Task to complete: Copy every line of the entries that includes the word "Standard".

Supplied data:
----------------------------------------

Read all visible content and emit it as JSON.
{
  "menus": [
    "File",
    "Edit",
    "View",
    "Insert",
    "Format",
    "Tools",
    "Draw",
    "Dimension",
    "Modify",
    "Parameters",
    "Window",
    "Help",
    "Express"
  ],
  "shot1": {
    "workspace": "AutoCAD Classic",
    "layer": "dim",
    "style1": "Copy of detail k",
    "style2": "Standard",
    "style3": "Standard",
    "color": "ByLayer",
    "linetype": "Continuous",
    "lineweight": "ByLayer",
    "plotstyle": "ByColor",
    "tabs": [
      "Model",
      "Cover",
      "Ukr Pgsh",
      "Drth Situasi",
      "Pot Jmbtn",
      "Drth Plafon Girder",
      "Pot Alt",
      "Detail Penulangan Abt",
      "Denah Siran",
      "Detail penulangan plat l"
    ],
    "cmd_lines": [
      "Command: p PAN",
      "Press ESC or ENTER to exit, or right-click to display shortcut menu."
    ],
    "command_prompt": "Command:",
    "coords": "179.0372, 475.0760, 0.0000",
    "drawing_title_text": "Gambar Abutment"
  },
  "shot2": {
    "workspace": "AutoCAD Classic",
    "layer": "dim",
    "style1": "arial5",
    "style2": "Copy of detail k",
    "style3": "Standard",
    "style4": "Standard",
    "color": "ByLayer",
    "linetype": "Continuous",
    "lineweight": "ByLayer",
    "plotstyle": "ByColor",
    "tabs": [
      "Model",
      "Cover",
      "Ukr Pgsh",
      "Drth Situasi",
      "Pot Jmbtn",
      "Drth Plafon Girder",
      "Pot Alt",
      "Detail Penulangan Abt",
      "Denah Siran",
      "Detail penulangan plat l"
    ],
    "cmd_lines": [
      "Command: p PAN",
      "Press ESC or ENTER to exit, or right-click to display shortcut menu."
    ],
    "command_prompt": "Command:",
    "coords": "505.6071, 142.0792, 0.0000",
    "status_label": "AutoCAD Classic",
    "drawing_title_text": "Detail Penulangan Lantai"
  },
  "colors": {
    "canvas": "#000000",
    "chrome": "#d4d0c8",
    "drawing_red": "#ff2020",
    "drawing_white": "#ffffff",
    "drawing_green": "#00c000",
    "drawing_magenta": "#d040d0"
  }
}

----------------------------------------

Solution to this task:
    "style2": "Standard",
    "style3": "Standard",
    "style3": "Standard",
    "style4": "Standard",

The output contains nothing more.